Woof. It’s not just that we are known, but that such knowledge is used to sell us off into a cycle of habits beyond our own fixings. It’s not that we are given a profile, but that we are made to experience something like commercial freedom, the making of our own profile, and yet given only the choices on our screens that will bind us more into something which we were already bound to be. As the casinos continue rewarding its biggest losers, so the marketers sell off the sold to the next like-profiled feeding trough.

In fact, the ads may signal your opportunities actually are narrowed if marketers and publishers decide that the data points–profiles–about you across the internet position you in a segment of the population that is relatively less desirable to marketers because of income, age, past-purchase behavior, geographical location, or other reasons. Turning individual profiles into individual evaluations is what happens when a profile becomes a reputation…In the future, these calculations of our marketing value, both broadly and for particular products, may become routine parts of the information exchanged about people throughout the media system.

…[Average consumers] don’t know that that system is working to attach marketing labels to us based on the clicks we make, the conversations we have, and the friendships we enjoy on websites, mobile devices, iPads, supermarket carts, and even television sets. They don’t realize that the wide sharing of data suggests that in the future marketers and media firms may find it useful to lace us into personalized reputation silos that surround us with worldviews and rewards based on labels marketers have created reflecting our value to them…[this system] will increasingly define how we as individuals relate to society–not only how much we pay but what we see and when and how we see it.

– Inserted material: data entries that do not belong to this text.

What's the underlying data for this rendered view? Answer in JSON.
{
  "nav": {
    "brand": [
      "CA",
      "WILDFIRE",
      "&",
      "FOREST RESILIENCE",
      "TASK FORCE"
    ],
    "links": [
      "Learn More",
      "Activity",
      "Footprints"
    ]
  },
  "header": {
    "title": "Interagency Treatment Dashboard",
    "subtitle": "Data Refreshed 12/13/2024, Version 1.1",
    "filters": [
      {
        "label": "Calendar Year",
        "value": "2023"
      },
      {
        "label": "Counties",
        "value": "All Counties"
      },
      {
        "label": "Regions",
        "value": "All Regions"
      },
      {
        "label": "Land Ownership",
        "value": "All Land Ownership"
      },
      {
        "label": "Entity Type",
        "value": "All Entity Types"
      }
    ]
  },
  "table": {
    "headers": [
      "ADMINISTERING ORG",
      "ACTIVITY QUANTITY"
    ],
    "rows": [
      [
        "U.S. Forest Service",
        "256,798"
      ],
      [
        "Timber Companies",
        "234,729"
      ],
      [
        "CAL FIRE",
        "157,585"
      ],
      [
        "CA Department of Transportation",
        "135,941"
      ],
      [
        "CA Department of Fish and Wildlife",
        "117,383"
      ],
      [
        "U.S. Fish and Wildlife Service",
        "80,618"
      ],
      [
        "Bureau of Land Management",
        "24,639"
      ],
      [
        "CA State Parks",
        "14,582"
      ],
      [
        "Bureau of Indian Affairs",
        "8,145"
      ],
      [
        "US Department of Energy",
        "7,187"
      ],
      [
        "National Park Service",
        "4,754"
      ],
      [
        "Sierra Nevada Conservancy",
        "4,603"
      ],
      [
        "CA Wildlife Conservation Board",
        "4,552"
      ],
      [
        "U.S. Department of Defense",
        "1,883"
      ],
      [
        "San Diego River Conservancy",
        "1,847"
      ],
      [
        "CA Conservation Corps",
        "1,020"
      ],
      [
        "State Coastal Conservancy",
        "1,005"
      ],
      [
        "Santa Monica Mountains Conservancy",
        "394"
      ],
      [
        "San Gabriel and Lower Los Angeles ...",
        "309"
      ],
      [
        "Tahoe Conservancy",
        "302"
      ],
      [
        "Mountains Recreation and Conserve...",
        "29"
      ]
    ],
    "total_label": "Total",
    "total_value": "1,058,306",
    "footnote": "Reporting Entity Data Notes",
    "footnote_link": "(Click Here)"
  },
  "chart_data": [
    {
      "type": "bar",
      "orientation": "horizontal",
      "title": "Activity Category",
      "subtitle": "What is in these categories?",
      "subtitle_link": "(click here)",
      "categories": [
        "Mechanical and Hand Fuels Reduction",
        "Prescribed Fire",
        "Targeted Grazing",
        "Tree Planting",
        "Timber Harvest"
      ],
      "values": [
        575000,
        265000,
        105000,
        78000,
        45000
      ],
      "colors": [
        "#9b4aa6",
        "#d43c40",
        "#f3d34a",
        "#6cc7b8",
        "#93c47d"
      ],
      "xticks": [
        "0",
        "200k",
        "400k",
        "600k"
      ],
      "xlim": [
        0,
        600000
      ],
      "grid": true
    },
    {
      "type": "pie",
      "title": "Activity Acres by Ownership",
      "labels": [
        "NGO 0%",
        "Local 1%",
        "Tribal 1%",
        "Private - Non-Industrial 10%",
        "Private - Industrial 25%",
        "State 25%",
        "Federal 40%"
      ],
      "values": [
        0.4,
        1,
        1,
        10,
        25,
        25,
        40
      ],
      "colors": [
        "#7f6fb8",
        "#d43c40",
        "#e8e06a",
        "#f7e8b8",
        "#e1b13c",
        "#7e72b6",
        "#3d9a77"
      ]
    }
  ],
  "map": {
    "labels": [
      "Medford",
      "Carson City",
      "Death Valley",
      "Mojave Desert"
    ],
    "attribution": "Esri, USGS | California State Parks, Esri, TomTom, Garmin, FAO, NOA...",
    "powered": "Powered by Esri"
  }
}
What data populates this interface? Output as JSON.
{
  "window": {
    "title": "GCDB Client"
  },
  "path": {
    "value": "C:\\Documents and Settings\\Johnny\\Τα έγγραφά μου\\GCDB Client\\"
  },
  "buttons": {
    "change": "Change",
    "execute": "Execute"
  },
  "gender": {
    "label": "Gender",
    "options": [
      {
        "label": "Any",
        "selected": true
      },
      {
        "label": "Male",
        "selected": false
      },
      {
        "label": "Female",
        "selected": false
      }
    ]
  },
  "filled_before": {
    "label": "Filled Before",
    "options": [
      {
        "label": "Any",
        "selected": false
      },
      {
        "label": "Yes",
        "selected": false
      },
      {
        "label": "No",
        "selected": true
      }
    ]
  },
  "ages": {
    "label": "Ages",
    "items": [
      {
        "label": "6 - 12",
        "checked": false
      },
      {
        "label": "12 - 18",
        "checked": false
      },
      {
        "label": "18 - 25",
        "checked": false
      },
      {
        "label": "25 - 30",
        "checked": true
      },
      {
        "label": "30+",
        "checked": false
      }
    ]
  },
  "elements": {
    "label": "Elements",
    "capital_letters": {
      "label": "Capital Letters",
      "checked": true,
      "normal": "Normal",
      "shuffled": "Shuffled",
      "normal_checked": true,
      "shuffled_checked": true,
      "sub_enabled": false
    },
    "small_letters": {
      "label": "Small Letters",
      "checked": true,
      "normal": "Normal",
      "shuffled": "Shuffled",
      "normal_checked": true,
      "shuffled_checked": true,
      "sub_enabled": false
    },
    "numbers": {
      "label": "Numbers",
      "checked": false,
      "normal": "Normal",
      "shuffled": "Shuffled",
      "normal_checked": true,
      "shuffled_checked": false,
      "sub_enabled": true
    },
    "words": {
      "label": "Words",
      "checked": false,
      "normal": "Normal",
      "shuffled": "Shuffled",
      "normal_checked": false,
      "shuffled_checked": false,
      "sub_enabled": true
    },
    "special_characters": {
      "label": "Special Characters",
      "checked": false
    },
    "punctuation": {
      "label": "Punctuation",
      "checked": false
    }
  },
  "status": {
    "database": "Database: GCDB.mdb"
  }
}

It’s an electronic, wirelessly fine-toothed version of many people’s notions of God and god-fearing people–the all-seeing, ever-damning presence of ledger keeping. They watch you. They see your decisions, no matter how subtle. You are the bad, condemned to the Reputation Silo of the Damned. And the Good News–news not even Madison Avenue can separate you from–is that God’s ledger is full knowledge and full acceptance. Would that we could see what is true, that “No one’s keeping count anymore” were written into every sidebar ad page…